*** AVAILABLE RECORDS

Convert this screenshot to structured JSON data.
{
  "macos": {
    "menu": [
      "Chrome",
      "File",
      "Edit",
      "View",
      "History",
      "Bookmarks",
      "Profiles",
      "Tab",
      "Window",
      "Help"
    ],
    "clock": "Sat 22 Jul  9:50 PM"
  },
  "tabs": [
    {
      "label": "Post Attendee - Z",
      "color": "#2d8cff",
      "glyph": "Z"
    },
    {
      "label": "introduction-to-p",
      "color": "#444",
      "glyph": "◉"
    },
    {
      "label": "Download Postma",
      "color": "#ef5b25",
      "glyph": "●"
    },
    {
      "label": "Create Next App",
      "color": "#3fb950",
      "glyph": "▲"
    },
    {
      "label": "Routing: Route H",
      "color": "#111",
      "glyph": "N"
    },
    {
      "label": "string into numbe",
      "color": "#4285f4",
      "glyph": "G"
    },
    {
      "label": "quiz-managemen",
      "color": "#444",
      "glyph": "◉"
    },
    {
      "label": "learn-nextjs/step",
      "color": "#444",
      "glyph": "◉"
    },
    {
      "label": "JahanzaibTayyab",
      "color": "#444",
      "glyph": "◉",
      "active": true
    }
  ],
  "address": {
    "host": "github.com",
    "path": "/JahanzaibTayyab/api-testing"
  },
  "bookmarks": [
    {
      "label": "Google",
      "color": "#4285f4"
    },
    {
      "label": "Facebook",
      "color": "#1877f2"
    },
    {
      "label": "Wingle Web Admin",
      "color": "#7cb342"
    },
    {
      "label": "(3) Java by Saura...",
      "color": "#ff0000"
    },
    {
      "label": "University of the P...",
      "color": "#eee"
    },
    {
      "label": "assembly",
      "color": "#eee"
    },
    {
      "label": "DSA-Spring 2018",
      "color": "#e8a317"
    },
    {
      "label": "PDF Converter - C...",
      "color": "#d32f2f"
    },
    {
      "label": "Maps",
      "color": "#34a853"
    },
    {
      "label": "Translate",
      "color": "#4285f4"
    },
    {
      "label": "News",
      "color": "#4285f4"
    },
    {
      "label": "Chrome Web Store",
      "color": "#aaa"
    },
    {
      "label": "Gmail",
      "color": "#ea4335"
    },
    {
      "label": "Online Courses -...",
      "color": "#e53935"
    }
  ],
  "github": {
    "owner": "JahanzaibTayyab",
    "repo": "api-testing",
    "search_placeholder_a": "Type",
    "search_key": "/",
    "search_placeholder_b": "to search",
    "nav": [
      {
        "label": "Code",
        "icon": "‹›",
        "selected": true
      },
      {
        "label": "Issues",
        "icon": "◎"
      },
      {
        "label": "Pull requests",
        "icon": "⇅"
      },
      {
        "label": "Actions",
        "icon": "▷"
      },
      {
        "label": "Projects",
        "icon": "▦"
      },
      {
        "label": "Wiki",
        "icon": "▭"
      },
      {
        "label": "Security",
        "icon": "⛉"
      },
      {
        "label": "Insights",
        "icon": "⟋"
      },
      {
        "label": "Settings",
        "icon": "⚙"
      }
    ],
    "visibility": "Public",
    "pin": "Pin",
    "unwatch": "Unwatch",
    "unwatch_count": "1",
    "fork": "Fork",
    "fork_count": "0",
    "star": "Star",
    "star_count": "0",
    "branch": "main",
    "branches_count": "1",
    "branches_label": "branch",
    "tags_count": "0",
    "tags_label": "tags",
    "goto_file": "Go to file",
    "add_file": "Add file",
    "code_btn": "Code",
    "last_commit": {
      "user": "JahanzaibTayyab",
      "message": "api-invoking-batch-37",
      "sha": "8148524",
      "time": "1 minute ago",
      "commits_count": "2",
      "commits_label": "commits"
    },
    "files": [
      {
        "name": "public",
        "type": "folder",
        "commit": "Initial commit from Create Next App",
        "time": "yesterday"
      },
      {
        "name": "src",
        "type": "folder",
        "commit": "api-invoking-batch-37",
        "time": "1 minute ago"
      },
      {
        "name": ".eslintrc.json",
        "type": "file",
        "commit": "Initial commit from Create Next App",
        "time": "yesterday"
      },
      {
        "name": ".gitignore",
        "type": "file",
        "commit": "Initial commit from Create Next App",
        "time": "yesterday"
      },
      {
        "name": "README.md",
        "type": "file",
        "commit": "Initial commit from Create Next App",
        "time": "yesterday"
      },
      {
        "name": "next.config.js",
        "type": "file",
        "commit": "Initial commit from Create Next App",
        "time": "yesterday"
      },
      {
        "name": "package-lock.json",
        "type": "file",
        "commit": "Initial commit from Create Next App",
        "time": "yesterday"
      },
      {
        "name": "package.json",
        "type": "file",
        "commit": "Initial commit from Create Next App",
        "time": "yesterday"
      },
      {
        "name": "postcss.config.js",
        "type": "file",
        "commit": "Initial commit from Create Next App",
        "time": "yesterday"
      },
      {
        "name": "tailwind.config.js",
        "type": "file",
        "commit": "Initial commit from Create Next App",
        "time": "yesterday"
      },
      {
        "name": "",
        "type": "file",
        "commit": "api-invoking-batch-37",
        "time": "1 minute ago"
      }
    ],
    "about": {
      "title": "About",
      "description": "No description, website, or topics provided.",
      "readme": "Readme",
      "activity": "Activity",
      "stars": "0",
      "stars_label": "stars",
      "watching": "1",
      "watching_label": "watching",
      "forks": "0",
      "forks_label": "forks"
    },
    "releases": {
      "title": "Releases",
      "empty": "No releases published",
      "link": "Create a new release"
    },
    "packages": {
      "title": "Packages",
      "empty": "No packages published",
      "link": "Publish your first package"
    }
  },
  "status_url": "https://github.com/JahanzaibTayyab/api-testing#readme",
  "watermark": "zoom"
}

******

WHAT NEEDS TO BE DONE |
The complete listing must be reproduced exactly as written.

RESPONSE |
Convert this screenshot to structured JSON data.
{
  "macos": {
    "menu": [
      "Chrome",
      "File",
      "Edit",
      "View",
      "History",
      "Bookmarks",
      "Profiles",
      "Tab",
      "Window",
      "Help"
    ],
    "clock": "Sat 22 Jul  9:50 PM"
  },
  "tabs": [
    {
      "label": "Post Attendee - Z",
      "color": "#2d8cff",
      "glyph": "Z"
    },
    {
      "label": "introduction-to-p",
      "color": "#444",
      "glyph": "◉"
    },
    {
      "label": "Download Postma",
      "color": "#ef5b25",
      "glyph": "●"
    },
    {
      "label": "Create Next App",
      "color": "#3fb950",
      "glyph": "▲"
    },
    {
      "label": "Routing: Route H",
      "color": "#111",
      "glyph": "N"
    },
    {
      "label": "string into numbe",
      "color": "#4285f4",
      "glyph": "G"
    },
    {
      "label": "quiz-managemen",
      "color": "#444",
      "glyph": "◉"
    },
    {
      "label": "learn-nextjs/step",
      "color": "#444",
      "glyph": "◉"
    },
    {
      "label": "JahanzaibTayyab",
      "color": "#444",
      "glyph": "◉",
      "active": true
    }
  ],
  "address": {
    "host": "github.com",
    "path": "/JahanzaibTayyab/api-testing"
  },
  "bookmarks": [
    {
      "label": "Google",
      "color": "#4285f4"
    },
    {
      "label": "Facebook",
      "color": "#1877f2"
    },
    {
      "label": "Wingle Web Admin",
      "color": "#7cb342"
    },
    {
      "label": "(3) Java by Saura...",
      "color": "#ff0000"
    },
    {
      "label": "University of the P...",
      "color": "#eee"
    },
    {
      "label": "assembly",
      "color": "#eee"
    },
    {
      "label": "DSA-Spring 2018",
      "color": "#e8a317"
    },
    {
      "label": "PDF Converter - C...",
      "color": "#d32f2f"
    },
    {
      "label": "Maps",
      "color": "#34a853"
    },
    {
      "label": "Translate",
      "color": "#4285f4"
    },
    {
      "label": "News",
      "color": "#4285f4"
    },
    {
      "label": "Chrome Web Store",
      "color": "#aaa"
    },
    {
      "label": "Gmail",
      "color": "#ea4335"
    },
    {
      "label": "Online Courses -...",
      "color": "#e53935"
    }
  ],
  "github": {
    "owner": "JahanzaibTayyab",
    "repo": "api-testing",
    "search_placeholder_a": "Type",
    "search_key": "/",
    "search_placeholder_b": "to search",
    "nav": [
      {
        "label": "Code",
        "icon": "‹›",
        "selected": true
      },
      {
        "label": "Issues",
        "icon": "◎"
      },
      {
        "label": "Pull requests",
        "icon": "⇅"
      },
      {
        "label": "Actions",
        "icon": "▷"
      },
      {
        "label": "Projects",
        "icon": "▦"
      },
      {
        "label": "Wiki",
        "icon": "▭"
      },
      {
        "label": "Security",
        "icon": "⛉"
      },
      {
        "label": "Insights",
        "icon": "⟋"
      },
      {
        "label": "Settings",
        "icon": "⚙"
      }
    ],
    "visibility": "Public",
    "pin": "Pin",
    "unwatch": "Unwatch",
    "unwatch_count": "1",
    "fork": "Fork",
    "fork_count": "0",
    "star": "Star",
    "star_count": "0",
    "branch": "main",
    "branches_count": "1",
    "branches_label": "branch",
    "tags_count": "0",
    "tags_label": "tags",
    "goto_file": "Go to file",
    "add_file": "Add file",
    "code_btn": "Code",
    "last_commit": {
      "user": "JahanzaibTayyab",
      "message": "api-invoking-batch-37",
      "sha": "8148524",
      "time": "1 minute ago",
      "commits_count": "2",
      "commits_label": "commits"
    },
    "files": [
      {
        "name": "public",
        "type": "folder",
        "commit": "Initial commit from Create Next App",
        "time": "yesterday"
      },
      {
        "name": "src",
        "type": "folder",
        "commit": "api-invoking-batch-37",
        "time": "1 minute ago"
      },
      {
        "name": ".eslintrc.json",
        "type": "file",
        "commit": "Initial commit from Create Next App",
        "time": "yesterday"
      },
      {
        "name": ".gitignore",
        "type": "file",
        "commit": "Initial commit from Create Next App",
        "time": "yesterday"
      },
      {
        "name": "README.md",
        "type": "file",
        "commit": "Initial commit from Create Next App",
        "time": "yesterday"
      },
      {
        "name": "next.config.js",
        "type": "file",
        "commit": "Initial commit from Create Next App",
        "time": "yesterday"
      },
      {
        "name": "package-lock.json",
        "type": "file",
        "commit": "Initial commit from Create Next App",
        "time": "yesterday"
      },
      {
        "name": "package.json",
        "type": "file",
        "commit": "Initial commit from Create Next App",
        "time": "yesterday"
      },
      {
        "name": "postcss.config.js",
        "type": "file",
        "commit": "Initial commit from Create Next App",
        "time": "yesterday"
      },
      {
        "name": "tailwind.config.js",
        "type": "file",
        "commit": "Initial commit from Create Next App",
        "time": "yesterday"
      },
      {
        "name": "",
        "type": "file",
        "commit": "api-invoking-batch-37",
        "time": "1 minute ago"
      }
    ],
    "about": {
      "title": "About",
      "description": "No description, website, or topics provided.",
      "readme": "Readme",
      "activity": "Activity",
      "stars": "0",
      "stars_label": "stars",
      "watching": "1",
      "watching_label": "watching",
      "forks": "0",
      "forks_label": "forks"
    },
    "releases": {
      "title": "Releases",
      "empty": "No releases published",
      "link": "Create a new release"
    },
    "packages": {
      "title": "Packages",
      "empty": "No packages published",
      "link": "Publish your first package"
    }
  },
  "status_url": "https://github.com/JahanzaibTayyab/api-testing#readme",
  "watermark": "zoom"
}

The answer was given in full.